(Interface dataset entries)
───

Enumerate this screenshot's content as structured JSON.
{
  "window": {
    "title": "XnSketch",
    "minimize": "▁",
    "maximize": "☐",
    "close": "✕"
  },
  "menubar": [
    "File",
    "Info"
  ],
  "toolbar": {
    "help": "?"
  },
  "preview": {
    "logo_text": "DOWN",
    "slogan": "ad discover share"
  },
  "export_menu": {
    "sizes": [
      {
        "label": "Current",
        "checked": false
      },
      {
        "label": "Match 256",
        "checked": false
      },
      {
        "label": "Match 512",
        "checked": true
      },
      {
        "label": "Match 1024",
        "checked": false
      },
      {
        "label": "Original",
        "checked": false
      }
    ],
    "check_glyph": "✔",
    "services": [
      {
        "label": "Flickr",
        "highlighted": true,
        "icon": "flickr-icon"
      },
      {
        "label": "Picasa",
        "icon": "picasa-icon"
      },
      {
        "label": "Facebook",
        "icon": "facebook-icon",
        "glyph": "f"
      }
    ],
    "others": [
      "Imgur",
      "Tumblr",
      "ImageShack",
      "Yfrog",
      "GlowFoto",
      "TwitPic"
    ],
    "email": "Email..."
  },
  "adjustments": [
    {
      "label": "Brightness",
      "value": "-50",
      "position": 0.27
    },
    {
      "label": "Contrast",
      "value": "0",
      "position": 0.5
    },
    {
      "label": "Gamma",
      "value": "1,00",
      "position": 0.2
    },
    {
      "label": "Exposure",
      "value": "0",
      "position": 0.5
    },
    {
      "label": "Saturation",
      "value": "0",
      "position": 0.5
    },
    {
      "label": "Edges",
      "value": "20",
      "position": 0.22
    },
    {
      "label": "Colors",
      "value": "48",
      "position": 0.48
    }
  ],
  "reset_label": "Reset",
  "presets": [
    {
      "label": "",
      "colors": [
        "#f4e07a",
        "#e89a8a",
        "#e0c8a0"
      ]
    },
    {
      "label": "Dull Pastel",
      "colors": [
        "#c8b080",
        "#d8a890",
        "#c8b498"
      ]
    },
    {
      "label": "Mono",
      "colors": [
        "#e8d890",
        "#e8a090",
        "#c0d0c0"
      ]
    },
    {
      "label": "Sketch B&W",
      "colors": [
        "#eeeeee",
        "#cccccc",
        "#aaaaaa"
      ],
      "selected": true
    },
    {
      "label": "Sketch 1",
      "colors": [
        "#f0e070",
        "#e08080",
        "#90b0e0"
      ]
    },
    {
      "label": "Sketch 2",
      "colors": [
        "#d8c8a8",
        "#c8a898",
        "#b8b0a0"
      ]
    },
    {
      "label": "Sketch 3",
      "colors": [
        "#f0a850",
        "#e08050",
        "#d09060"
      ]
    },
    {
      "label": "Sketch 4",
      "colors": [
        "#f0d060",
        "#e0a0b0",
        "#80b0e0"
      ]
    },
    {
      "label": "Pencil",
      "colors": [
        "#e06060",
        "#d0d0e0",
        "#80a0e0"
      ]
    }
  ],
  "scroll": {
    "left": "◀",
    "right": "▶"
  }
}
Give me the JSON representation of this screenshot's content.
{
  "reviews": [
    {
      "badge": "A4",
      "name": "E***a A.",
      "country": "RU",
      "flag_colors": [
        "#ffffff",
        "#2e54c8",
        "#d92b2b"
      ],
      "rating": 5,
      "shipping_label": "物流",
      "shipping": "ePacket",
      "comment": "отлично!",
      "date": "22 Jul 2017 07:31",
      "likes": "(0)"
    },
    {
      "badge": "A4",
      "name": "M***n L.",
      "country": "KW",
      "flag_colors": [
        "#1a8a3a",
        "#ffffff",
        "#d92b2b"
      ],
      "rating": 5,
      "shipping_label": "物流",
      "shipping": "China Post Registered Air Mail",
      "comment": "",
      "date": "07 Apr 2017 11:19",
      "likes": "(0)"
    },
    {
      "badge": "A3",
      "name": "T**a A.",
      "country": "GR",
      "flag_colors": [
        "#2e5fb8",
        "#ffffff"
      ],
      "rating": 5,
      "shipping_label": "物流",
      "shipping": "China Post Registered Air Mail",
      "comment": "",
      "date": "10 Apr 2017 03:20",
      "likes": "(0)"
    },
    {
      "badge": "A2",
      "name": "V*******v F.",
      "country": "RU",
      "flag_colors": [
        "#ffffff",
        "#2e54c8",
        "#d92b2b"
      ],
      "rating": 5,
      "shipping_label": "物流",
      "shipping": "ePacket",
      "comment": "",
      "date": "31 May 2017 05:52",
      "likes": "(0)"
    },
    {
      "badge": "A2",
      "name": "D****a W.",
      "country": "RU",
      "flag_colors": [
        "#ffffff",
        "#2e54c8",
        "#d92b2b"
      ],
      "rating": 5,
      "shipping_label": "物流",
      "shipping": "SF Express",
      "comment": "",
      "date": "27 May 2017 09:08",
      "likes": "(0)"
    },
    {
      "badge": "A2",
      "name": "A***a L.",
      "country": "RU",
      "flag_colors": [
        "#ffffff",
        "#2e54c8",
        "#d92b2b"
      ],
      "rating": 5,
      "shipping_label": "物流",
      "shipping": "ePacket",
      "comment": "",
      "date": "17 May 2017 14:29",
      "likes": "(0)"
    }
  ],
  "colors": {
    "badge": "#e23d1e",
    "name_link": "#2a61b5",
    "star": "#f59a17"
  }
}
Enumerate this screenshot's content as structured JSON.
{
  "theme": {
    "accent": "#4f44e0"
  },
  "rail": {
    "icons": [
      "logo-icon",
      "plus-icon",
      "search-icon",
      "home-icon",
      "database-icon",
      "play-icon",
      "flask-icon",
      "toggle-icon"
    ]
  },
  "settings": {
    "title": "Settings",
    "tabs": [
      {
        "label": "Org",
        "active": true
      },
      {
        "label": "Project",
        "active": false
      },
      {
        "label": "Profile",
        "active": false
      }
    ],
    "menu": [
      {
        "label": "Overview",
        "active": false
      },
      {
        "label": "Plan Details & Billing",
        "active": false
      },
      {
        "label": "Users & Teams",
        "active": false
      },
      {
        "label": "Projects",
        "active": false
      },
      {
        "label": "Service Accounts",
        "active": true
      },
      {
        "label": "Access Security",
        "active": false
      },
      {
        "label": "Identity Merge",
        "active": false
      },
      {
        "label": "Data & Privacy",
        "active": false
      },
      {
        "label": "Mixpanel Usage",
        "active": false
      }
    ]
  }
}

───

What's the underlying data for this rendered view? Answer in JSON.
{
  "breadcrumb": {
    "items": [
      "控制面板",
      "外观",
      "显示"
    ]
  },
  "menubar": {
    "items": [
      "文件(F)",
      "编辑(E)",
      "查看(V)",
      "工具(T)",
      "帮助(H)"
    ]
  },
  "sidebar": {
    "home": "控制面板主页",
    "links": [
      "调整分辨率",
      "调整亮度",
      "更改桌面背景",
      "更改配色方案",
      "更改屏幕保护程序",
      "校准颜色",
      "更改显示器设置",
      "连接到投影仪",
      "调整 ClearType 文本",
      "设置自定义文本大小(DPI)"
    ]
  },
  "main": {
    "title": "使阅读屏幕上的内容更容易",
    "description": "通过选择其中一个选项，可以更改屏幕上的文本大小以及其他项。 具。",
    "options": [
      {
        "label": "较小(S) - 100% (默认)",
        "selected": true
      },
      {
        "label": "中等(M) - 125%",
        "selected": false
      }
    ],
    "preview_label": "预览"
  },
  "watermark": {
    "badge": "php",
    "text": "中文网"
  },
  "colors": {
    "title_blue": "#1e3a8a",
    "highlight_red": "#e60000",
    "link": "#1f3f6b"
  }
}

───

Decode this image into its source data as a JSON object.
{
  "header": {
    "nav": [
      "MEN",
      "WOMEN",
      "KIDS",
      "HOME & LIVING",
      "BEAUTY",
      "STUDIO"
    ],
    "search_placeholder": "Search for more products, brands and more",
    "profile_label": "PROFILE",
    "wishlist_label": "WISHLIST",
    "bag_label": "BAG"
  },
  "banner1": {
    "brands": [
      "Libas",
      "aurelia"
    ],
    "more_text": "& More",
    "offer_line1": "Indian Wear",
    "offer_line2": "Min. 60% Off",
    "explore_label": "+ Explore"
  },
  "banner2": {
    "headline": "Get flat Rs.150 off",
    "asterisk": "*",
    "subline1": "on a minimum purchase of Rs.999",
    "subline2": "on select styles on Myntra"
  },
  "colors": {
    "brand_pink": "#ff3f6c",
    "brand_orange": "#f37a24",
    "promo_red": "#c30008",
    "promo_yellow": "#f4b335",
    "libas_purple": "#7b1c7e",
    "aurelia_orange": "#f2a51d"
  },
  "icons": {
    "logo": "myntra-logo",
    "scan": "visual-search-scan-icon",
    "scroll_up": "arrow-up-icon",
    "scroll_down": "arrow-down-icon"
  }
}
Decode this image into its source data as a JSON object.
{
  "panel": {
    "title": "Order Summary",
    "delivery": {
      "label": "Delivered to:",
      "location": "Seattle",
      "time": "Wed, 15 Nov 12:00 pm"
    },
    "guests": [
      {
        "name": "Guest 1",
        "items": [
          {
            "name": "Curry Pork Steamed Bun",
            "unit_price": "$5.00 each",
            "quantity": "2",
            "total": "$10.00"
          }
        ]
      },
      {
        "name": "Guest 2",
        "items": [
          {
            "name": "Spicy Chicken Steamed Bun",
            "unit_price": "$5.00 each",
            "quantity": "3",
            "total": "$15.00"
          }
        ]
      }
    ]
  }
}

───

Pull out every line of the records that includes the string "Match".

        "label": "Match 256",
        "label": "Match 512",
        "label": "Match 1024",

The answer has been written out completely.